» TASK PROMPT:
Count every line below that contains "likes", then give that count and nothing else.

= Beginning of Section =

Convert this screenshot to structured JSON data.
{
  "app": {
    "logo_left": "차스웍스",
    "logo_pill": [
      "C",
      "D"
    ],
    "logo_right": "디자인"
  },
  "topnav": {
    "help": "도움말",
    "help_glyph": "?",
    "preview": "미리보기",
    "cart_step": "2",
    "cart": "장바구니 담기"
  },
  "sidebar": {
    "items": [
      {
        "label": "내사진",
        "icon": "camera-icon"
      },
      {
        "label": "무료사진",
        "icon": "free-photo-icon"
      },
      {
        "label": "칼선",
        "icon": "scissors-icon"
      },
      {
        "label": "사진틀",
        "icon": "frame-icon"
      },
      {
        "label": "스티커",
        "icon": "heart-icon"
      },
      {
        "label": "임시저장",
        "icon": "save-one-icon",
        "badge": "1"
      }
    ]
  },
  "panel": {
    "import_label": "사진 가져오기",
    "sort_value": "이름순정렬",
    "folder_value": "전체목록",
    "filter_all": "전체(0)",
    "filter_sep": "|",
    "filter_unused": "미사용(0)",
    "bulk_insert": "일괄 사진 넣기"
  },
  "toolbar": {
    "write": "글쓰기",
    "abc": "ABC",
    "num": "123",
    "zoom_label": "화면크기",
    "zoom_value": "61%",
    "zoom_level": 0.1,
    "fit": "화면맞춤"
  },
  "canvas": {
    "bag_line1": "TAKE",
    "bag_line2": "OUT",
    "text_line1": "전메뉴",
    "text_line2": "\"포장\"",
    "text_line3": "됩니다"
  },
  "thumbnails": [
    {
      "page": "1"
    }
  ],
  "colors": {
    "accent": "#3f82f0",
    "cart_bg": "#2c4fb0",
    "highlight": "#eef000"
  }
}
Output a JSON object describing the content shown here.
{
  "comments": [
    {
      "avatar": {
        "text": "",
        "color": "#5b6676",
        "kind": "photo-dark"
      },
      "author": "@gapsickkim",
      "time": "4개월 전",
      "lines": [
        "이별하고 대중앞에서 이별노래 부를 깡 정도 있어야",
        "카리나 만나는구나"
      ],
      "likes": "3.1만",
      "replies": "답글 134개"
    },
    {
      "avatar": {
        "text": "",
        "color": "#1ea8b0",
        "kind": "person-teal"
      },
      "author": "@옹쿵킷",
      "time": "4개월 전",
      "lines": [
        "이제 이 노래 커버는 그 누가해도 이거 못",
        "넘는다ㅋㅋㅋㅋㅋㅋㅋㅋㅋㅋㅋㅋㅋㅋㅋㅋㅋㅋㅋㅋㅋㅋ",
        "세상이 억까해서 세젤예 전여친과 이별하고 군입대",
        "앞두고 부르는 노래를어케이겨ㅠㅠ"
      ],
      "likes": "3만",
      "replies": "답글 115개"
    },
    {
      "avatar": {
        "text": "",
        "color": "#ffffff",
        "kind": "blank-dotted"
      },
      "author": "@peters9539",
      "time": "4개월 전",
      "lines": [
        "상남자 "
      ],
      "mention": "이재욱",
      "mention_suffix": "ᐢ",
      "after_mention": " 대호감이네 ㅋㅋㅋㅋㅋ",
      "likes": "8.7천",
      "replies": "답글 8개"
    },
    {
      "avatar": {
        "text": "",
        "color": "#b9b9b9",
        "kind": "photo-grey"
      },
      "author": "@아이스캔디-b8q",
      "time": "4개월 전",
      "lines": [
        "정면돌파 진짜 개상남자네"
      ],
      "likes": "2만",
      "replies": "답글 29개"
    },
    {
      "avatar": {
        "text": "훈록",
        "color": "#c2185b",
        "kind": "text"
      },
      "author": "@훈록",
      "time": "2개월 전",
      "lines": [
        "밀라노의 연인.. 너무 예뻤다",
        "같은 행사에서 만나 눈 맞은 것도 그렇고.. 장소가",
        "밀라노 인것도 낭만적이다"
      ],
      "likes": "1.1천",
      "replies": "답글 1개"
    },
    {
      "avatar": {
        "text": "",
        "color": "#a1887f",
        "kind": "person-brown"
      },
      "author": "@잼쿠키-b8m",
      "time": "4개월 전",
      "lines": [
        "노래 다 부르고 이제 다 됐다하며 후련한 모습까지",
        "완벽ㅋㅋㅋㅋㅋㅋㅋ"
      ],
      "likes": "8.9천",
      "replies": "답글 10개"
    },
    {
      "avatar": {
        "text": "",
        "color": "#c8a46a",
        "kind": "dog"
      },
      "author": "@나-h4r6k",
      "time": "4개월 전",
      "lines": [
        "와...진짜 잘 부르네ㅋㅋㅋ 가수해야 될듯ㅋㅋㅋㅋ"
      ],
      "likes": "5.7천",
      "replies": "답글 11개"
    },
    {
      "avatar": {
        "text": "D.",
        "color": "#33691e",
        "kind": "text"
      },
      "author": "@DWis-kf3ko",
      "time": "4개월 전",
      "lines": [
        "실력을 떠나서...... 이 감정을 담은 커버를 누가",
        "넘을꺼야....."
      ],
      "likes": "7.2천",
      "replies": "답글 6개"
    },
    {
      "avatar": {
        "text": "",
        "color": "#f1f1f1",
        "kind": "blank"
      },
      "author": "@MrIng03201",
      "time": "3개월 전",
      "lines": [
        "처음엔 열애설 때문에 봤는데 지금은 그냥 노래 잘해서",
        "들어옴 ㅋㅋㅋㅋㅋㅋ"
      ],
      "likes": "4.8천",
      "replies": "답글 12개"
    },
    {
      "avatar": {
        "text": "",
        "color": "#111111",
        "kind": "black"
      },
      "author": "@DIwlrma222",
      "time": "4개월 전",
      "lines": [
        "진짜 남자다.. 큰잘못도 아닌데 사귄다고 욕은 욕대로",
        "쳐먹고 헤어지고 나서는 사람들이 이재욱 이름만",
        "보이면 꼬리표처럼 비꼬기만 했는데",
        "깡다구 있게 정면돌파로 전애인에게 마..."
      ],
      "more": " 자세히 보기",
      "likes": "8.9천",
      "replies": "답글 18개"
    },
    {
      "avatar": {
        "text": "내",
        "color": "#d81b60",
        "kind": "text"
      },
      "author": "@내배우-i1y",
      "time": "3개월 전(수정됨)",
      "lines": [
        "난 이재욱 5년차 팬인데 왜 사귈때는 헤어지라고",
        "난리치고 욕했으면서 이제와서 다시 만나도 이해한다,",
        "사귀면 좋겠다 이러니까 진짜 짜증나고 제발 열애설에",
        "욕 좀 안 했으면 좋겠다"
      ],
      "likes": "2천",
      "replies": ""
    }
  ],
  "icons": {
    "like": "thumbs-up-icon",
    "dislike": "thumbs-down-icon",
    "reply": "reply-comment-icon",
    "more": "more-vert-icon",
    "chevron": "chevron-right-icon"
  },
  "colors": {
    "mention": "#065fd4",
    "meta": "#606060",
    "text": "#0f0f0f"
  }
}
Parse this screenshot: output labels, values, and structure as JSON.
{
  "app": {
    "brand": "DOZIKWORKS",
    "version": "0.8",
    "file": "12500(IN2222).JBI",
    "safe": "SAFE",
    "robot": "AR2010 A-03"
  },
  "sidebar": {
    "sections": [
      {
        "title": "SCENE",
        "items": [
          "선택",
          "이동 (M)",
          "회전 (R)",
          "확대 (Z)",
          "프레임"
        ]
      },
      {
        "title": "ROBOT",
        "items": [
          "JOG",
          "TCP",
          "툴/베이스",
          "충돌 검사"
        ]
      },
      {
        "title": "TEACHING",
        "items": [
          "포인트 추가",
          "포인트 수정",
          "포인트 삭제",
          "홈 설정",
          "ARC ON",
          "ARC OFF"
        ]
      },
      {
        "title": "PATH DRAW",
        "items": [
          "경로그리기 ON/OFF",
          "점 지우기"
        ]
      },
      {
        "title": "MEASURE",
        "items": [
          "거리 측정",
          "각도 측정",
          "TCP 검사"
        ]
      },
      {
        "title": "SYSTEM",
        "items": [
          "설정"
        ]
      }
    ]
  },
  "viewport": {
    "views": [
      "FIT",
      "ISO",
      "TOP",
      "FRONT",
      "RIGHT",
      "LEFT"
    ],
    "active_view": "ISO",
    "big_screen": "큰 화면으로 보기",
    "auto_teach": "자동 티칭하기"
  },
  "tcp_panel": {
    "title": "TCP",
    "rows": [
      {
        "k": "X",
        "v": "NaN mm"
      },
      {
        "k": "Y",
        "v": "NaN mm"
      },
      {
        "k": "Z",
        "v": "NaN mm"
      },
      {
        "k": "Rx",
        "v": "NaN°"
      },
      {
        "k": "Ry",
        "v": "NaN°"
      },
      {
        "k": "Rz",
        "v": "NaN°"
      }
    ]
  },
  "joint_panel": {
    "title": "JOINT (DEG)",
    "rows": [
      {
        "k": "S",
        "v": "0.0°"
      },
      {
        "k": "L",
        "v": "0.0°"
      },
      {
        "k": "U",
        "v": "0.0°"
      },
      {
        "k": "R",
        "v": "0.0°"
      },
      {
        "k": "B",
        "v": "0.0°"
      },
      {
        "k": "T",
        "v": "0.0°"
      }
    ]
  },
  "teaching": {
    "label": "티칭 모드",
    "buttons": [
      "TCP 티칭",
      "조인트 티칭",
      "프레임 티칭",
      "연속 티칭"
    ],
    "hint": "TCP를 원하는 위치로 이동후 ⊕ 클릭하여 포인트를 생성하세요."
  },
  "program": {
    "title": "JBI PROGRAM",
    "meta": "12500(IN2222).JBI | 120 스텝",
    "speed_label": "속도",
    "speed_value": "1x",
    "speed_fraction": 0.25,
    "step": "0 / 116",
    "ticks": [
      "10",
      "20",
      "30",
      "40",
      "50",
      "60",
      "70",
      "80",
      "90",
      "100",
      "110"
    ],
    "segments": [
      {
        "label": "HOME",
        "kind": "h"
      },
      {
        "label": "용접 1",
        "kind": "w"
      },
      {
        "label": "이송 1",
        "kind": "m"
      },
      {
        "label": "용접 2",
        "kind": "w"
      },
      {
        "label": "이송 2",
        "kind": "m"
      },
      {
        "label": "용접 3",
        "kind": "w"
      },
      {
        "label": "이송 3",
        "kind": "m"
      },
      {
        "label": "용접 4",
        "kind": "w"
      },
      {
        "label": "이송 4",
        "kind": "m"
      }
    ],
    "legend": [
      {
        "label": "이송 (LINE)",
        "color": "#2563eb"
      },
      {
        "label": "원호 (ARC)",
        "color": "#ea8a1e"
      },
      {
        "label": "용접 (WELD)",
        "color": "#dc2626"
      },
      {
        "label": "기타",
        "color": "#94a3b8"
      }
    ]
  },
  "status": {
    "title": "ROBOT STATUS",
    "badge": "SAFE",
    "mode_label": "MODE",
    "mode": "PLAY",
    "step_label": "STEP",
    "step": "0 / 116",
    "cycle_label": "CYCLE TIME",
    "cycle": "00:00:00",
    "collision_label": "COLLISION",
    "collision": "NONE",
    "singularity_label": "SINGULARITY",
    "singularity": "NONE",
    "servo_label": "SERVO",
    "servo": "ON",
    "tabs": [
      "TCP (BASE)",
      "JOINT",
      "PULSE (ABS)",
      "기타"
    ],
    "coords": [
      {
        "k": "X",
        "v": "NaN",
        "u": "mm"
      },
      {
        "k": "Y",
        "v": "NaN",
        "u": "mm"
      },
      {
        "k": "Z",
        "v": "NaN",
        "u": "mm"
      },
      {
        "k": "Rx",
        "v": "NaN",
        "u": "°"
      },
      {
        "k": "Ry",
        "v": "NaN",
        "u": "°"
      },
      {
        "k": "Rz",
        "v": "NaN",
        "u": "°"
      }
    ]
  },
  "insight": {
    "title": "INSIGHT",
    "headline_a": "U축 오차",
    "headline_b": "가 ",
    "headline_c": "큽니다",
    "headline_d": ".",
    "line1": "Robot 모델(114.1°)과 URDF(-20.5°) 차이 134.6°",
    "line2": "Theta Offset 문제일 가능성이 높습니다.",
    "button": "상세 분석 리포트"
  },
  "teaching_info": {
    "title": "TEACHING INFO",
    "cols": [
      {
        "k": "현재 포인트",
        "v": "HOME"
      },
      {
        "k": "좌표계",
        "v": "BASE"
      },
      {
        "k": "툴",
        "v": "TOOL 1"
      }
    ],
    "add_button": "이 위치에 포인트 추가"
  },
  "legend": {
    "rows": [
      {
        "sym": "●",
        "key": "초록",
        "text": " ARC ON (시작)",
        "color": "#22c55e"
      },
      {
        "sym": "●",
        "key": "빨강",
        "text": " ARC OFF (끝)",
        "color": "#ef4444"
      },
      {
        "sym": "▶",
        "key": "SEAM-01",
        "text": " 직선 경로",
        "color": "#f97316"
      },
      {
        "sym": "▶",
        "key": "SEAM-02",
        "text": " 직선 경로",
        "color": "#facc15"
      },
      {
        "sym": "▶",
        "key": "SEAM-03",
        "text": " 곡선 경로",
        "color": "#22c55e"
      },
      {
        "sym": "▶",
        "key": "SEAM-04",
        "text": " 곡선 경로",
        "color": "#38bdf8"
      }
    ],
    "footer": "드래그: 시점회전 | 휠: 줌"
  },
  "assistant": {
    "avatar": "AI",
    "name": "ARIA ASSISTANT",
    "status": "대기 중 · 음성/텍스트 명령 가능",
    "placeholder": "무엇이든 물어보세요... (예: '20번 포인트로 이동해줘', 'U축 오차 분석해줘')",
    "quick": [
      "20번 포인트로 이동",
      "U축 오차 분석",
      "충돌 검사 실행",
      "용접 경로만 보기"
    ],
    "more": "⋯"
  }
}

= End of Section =

» ANSWER SPACE:
11